Governor McMaster introduced Dr. King.  He said, “If we’re celebrating African-American history, there is no better place to do it than Charleston.”  He added that the character of our people and our ability to live in harmony are big reasons why corporations around the world choose to build plants in South Carolina.

King, a vocal advocate for the policies promoted by President Donald Trump, told the story of a family Thanksgiving dinner at which family members were at odds about the outcome of the 2016 election.  She remembers telling them, “Let’s stop fighting over politics and just love each other!”  She quoted he uncle, legendary civil rights leader Reverend Martin Luther King, Jr., who said, “We must learn to live with each other as brothers (and sisters) or we will perish as fools.”  She presented a video honoring the 50th anniversary of her uncle’s assassination entitled Let Freedom Ring.  Put to music with uplifting lyrics she wrote, the video included a montage of pictures from the civil rights era and family pictures, many of which included her father, Reverend A.D. King, who was murder the year after her uncle.

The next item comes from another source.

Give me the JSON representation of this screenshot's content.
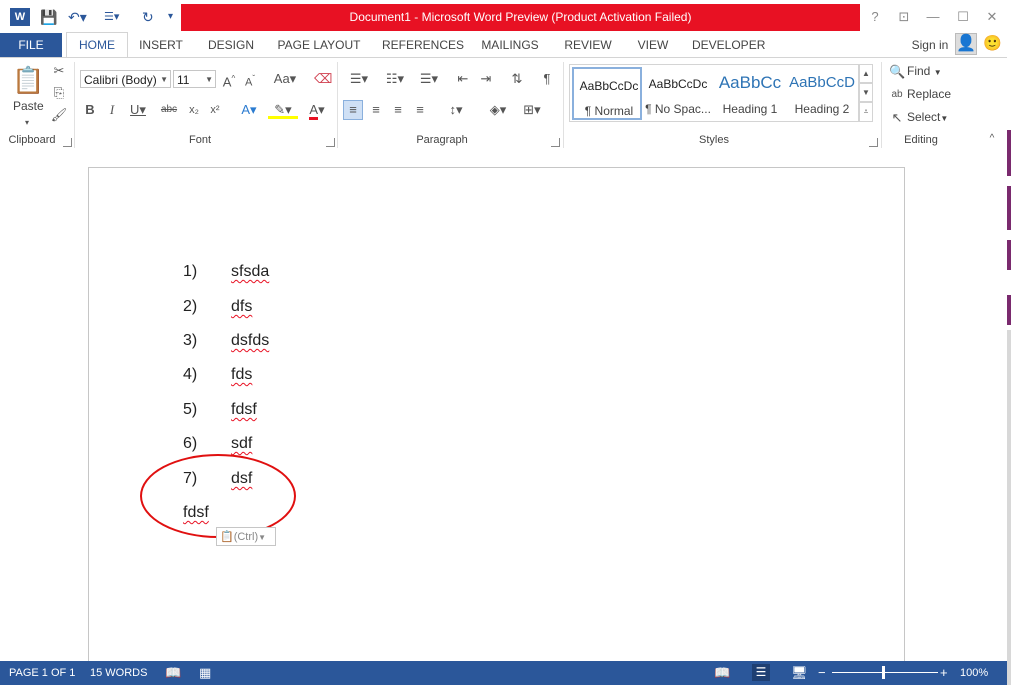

2018 marks 200 years after the birth of Frederick Douglass, who escaped slavery and became the intellectual leader of the abolitionist movement and the Republican Party.  Douglass advised President Lincoln in drafting the Emancipation Proclamation and later advised four other Republican Presidents.  King was chosen by President Trump to serve on his Frederick Douglas Bicentennial Commission, formed to educate Americans about the many contributions Douglass made to our country.  In closing King told the crowd, “This is a phenomenal meeting!  As I travel the country, I don’t see many groups like this.”